Multiple options for graduates

4 March 2019

As published by The Sun (Malaysia) on 13 November 2018

Professor Chow Sek Chuen

A good university education equips students with transferable skills that can be used in their future careers, suggesting that even if students are not trained in a particular field, they can still catch up and do the job when the opportunity arises.

For this reason, Biomedical Science Professor Chow Sek Chuen encourages his students to think outside the box, and not limit themselves to just a career within the medical bioscience field.

“Students can work in other areas of science if they want to. It is a matter of how they use the transferable skills taught, and how far they want to go,” said the professor at the School of Science, Monash University Malaysia.

Many assume medical bioscientists only work in hospital laboratories, usually in the background providing a supporting role, helping medical doctors run test samples and diagnose diseases, or carrying out clinical trial studies for new drugs or treatments. However, this is only a small area in which they can build their career.

Medical bio-scientists can also get involved in many other exciting areas. A popular one is toxicology. This is where scientists study and characterise the toxicity of drugs or poisons, and try to understand how it affects our physiology, health, and immune system.

Graduates can also choose to work in a pharmaceutical company, where their main responsibilities may include the introduction and selling of new novel drugs; for better disease treatments to medical doctors; or they can also be trained as equipment or product specialists, selling and servicing specialised equipment for diagnostics or treatment to clinics and hospitals.

Career prospects can also be found in government regulatory bodies, to protect and promote public health and safety through the implementation of proper regulations. For those with a flair for language and are interested in writing, they can become a scientific writer or journalist for newspapers, scientific magazines and pharmaceutical companies.

“With science, hands-on laboratory sessions are very important in the learning process. It provides students an opportunity to explore the practical implications of their disciplines. This in turn develops problem-solving and critical thinking skills. It also exposes students to equipment in the laboratory, preparing them for high-technology careers,” Chow explained.

In the Bachelor of Medical Bioscience programme, students have to complete a compulsory internship programme, which is mostly at hospitals and private pathology laboratories. Chow shared that he is looking beyond the current options, to allow students to gain a more varied experience.

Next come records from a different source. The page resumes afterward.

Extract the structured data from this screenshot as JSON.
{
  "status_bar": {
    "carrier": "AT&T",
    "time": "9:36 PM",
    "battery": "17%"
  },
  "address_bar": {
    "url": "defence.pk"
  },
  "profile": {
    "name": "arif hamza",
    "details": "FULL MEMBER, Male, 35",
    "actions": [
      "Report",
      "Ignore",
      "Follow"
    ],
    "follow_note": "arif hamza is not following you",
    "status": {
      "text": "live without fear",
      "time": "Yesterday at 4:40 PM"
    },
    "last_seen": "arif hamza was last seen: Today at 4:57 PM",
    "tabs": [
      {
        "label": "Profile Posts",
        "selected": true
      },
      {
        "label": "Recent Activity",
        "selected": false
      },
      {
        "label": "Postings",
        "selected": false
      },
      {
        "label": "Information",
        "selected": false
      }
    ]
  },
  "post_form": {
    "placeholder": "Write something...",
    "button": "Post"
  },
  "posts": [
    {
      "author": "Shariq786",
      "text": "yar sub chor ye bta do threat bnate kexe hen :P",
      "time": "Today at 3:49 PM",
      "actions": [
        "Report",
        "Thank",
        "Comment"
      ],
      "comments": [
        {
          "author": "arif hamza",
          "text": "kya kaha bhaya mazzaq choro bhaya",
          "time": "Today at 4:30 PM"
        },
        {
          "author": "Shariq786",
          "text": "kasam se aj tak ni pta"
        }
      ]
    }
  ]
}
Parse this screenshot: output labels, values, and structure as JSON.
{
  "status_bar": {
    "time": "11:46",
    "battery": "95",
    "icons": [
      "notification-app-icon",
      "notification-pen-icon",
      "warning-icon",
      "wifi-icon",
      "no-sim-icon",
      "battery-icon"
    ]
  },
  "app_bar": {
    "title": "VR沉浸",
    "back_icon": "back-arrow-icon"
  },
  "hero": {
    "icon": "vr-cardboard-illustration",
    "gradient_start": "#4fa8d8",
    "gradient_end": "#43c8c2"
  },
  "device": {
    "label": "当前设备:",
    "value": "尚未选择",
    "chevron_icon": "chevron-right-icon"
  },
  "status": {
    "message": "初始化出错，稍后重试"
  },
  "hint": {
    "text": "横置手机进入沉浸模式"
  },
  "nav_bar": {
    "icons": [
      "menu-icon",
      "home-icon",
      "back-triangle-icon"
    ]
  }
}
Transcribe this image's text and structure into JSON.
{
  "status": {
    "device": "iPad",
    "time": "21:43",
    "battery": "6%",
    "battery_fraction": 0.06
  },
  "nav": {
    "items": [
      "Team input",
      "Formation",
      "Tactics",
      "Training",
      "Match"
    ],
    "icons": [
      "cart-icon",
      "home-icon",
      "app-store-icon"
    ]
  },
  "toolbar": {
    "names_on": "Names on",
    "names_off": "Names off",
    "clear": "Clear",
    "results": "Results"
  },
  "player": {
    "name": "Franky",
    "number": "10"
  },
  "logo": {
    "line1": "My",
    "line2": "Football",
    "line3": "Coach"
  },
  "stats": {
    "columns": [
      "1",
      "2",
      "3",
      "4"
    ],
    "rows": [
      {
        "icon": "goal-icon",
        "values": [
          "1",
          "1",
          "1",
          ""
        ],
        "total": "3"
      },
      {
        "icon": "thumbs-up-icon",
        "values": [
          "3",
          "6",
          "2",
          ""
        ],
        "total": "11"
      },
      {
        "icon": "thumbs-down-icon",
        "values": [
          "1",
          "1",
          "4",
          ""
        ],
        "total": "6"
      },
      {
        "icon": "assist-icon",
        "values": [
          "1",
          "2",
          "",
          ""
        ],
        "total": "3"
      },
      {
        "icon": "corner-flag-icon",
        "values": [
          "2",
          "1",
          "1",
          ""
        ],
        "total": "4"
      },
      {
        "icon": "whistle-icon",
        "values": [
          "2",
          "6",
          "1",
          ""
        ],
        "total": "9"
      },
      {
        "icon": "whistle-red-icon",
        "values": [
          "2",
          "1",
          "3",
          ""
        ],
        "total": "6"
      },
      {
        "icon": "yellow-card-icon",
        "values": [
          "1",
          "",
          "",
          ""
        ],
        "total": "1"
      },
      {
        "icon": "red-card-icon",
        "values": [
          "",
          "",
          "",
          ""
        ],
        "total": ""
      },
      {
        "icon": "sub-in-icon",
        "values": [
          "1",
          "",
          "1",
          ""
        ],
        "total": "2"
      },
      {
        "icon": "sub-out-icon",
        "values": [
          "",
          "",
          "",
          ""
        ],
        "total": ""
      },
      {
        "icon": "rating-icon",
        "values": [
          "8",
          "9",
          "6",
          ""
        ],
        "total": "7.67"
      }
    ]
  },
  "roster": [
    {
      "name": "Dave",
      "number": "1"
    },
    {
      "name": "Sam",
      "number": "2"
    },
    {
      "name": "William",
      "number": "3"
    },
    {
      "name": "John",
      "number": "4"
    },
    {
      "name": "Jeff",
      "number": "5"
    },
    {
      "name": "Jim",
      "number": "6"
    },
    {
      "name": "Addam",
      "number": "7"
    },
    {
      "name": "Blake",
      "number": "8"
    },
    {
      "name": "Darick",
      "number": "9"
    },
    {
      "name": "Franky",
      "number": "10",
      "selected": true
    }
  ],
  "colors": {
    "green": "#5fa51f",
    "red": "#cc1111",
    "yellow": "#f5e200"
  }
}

“We are working at securing internships in other employment settings as well as biotechnology companies. This will give students a chance to see the different career prospects available to them,” he said.

The medical bioscience field is relatively new, having evolved from the traditional biochemistry discipline that Chow did in his first degree. “Today, Medical Bioscience is probably one of the broadest areas of modern science in universities around the world, blending various medically related disciplines together,” he said.

The Bachelor of Medical Bioscience is the flagship course in the School of Science at Monash University Malaysia and will continue to remain so.

“We cannot be complacent, we will continue to move with the times, update, and change according to the expectations of the industry as well as what parents and students are looking for,” Chow said.

For more information, visit www.monash. edu.my/ science.